■ BRIEF
Your response must be made up of each line in the data below that contains the string "JSON".

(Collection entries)
== Segment start ==

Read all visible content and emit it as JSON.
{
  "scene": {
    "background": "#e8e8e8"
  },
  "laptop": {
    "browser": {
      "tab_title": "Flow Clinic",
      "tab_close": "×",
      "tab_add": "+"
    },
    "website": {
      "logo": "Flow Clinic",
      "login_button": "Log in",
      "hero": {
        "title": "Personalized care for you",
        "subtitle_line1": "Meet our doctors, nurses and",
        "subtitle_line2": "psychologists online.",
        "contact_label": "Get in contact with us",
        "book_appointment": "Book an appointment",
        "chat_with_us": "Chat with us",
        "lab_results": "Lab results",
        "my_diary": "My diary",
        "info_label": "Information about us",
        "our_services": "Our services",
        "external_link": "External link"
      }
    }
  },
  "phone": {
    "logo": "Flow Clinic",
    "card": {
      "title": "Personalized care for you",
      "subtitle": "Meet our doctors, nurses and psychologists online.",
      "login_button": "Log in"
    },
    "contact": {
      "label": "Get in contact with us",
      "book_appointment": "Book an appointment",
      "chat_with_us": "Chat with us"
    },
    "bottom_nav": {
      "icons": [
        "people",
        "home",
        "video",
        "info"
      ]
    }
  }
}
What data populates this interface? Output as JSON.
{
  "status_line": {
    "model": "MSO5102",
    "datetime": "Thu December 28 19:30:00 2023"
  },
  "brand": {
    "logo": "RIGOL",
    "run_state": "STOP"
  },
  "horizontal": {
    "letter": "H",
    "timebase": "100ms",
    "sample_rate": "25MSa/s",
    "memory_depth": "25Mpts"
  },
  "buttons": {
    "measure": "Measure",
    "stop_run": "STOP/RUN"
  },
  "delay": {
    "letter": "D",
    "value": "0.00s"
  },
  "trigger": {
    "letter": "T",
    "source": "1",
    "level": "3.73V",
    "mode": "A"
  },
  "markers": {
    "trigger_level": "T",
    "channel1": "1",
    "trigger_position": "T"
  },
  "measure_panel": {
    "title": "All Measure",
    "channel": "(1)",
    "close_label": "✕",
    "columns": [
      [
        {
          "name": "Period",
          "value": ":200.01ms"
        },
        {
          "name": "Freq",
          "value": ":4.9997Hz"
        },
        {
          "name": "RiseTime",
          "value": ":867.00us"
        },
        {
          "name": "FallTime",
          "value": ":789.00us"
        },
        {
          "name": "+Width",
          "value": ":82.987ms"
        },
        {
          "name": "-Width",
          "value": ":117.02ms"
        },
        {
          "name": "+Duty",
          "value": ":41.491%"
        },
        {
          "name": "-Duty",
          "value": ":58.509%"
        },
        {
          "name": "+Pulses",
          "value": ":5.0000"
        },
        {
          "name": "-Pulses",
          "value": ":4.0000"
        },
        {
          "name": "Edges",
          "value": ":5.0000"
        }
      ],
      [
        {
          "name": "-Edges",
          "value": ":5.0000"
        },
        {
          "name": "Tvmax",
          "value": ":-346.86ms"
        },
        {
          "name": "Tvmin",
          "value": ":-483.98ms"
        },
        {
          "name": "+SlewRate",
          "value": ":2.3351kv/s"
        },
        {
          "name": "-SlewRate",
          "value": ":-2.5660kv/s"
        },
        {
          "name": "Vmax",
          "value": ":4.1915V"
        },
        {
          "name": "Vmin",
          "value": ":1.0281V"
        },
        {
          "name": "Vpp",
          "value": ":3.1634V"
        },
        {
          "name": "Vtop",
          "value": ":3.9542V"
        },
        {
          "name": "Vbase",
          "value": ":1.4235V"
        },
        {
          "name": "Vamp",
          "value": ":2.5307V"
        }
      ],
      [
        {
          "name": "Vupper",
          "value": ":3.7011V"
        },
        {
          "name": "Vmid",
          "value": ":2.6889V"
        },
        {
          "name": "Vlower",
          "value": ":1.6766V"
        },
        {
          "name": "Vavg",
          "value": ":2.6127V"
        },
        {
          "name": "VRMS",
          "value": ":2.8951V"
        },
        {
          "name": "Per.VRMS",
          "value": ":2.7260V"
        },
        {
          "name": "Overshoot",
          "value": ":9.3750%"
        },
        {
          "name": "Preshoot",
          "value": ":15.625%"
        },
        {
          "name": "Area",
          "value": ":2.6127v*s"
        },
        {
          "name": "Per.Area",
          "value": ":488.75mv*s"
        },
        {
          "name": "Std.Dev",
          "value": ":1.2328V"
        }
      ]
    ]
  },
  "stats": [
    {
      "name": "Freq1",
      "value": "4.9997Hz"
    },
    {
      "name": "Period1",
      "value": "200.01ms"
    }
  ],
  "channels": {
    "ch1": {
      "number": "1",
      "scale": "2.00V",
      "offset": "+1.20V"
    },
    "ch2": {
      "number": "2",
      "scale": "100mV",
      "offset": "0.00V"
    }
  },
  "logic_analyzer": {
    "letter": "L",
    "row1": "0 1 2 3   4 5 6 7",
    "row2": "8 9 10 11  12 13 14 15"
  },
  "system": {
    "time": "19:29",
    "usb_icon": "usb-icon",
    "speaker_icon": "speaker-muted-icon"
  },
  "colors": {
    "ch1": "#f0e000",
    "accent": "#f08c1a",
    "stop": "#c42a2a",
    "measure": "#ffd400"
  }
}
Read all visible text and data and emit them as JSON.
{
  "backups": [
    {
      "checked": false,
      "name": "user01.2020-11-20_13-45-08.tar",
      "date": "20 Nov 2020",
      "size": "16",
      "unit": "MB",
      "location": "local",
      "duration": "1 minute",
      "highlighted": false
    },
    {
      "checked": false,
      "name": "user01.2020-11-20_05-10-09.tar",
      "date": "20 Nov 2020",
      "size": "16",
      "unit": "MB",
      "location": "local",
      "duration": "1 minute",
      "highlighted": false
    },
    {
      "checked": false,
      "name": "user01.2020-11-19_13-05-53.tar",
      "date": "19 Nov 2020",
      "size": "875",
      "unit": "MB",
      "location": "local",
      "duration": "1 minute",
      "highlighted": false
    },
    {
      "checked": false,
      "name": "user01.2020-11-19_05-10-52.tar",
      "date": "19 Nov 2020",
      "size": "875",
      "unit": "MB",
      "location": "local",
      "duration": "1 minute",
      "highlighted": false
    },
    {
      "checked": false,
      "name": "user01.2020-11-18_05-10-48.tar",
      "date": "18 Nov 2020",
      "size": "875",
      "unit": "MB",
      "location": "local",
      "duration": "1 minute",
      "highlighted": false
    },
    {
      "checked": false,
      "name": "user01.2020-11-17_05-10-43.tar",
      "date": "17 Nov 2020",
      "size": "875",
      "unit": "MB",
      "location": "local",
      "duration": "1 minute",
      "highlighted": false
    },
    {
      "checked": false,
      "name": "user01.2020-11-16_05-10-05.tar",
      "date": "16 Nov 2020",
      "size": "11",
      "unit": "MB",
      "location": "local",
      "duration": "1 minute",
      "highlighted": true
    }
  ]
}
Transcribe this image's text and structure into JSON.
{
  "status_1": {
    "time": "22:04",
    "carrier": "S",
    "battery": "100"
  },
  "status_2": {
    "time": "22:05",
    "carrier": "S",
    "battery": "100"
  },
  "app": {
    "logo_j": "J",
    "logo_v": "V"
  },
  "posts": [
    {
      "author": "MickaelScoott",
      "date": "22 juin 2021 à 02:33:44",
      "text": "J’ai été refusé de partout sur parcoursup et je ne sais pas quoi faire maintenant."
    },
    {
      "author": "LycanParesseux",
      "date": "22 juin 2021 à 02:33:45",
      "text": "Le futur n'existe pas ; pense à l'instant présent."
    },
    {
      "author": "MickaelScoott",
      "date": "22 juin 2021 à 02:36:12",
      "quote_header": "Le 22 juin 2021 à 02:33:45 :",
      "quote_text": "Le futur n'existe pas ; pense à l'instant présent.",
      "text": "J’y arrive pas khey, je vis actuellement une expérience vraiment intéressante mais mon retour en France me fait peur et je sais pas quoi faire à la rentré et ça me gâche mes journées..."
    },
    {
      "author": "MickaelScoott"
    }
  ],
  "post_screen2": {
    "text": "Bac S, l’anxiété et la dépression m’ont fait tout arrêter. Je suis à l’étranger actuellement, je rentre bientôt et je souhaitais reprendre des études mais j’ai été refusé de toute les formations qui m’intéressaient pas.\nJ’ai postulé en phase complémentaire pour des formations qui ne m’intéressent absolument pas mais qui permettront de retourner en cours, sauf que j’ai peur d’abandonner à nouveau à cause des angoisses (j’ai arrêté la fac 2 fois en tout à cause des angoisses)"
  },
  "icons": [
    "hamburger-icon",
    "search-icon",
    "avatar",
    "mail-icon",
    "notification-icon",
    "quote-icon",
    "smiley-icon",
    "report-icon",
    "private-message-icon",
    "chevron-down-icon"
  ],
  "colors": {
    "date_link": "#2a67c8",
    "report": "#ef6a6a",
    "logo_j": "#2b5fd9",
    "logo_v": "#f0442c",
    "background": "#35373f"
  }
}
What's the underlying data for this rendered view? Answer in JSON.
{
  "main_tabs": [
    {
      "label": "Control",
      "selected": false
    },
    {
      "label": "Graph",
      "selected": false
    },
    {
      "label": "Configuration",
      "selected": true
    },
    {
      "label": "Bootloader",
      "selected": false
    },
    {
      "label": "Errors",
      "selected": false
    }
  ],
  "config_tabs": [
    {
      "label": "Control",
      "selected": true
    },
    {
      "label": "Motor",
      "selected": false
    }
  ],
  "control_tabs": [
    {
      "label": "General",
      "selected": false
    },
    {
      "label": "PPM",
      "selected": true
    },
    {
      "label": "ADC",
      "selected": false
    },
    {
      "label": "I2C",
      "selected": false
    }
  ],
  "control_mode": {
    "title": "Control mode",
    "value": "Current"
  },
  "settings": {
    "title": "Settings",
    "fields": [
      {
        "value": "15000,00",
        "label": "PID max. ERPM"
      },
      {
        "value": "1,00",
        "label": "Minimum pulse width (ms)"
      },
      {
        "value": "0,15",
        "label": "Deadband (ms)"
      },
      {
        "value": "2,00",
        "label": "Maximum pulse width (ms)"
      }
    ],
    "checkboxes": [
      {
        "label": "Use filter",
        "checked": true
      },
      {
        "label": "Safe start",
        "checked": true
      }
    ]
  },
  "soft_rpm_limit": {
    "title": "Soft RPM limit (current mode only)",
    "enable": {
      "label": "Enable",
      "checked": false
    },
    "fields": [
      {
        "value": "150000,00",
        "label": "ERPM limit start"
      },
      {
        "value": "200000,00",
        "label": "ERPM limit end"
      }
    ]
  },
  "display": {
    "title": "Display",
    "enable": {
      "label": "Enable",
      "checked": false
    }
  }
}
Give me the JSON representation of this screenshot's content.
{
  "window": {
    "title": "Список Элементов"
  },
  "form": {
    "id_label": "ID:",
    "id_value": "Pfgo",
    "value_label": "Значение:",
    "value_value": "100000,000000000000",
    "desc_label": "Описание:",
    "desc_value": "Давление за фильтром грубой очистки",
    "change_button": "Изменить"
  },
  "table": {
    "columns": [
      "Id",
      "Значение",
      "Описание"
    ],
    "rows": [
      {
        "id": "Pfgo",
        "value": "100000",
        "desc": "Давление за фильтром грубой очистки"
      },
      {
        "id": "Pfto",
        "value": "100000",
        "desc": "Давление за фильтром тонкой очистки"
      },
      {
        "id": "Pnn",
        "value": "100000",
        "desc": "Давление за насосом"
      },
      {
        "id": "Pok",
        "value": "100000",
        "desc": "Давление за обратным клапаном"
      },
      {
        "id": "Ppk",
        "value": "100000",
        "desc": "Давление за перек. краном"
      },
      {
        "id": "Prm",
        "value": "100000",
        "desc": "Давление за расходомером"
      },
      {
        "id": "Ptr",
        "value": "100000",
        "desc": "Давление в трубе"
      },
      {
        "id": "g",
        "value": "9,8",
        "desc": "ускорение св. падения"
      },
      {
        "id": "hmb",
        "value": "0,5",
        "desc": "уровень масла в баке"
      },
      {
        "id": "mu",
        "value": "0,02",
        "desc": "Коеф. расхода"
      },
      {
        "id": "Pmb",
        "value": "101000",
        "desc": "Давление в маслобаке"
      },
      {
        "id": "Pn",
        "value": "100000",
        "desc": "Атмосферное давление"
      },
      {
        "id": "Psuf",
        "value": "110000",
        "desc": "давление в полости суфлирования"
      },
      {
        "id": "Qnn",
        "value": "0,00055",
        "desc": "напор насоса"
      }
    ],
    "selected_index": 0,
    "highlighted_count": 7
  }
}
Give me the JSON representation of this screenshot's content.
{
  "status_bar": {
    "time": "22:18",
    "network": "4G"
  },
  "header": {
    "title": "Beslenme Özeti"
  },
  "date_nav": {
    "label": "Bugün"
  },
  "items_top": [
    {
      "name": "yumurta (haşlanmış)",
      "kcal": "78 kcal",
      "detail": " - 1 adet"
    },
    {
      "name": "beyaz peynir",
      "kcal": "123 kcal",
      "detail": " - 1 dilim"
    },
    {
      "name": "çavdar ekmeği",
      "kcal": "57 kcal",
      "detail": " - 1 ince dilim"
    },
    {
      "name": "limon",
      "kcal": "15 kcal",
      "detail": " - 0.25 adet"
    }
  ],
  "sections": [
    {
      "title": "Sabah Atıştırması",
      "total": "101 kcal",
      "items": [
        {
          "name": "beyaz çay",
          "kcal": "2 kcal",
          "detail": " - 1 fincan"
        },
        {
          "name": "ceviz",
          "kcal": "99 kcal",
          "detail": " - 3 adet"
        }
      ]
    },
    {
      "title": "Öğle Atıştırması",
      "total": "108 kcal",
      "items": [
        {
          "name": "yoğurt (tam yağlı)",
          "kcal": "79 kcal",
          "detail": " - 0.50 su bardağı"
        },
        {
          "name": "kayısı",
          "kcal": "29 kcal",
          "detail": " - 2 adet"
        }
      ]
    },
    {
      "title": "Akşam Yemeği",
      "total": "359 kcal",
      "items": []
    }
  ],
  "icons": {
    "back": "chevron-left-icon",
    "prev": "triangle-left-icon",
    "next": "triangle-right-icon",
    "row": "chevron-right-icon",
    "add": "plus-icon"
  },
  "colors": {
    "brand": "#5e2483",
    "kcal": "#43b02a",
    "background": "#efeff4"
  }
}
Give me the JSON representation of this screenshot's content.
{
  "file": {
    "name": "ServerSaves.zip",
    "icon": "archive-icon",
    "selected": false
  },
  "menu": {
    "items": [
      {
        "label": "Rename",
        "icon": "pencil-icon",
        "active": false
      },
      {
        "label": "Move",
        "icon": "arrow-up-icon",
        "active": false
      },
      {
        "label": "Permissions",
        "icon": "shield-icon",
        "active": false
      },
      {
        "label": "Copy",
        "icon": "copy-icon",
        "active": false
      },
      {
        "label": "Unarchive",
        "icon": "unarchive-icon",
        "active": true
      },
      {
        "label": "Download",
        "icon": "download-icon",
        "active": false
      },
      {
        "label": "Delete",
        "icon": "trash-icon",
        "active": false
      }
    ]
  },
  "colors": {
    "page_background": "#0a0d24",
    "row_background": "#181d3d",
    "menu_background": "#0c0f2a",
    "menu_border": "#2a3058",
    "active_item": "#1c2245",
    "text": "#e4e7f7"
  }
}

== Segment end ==

■ FINISHED TASK
Read all visible content and emit it as JSON.
What data populates this interface? Output as JSON.
Read all visible text and data and emit them as JSON.
Transcribe this image's text and structure into JSON.
What's the underlying data for this rendered view? Answer in JSON.
Give me the JSON representation of this screenshot's content.
Give me the JSON representation of this screenshot's content.
Give me the JSON representation of this screenshot's content.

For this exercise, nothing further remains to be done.